**TASK PROMPT:**
Which lines of the records below contain the string "Manchester"? Report each of them.
DATA EXTRACT below:
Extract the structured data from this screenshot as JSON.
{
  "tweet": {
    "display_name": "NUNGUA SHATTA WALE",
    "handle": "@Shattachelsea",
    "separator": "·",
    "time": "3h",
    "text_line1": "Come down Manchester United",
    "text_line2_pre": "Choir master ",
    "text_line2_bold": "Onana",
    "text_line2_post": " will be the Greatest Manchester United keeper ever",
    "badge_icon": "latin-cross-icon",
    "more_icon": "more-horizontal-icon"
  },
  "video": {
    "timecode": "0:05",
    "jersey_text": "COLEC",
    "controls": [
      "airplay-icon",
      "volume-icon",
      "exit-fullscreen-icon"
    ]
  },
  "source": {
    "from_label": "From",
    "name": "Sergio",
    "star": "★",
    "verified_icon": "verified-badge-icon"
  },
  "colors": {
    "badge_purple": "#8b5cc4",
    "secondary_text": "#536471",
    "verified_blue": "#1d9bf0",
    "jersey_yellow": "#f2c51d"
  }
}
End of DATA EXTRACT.
**RESPONSE TO THE TASK:**
    "text_line1": "Come down Manchester United",
    "text_line2_post": " will be the Greatest Manchester United keeper ever",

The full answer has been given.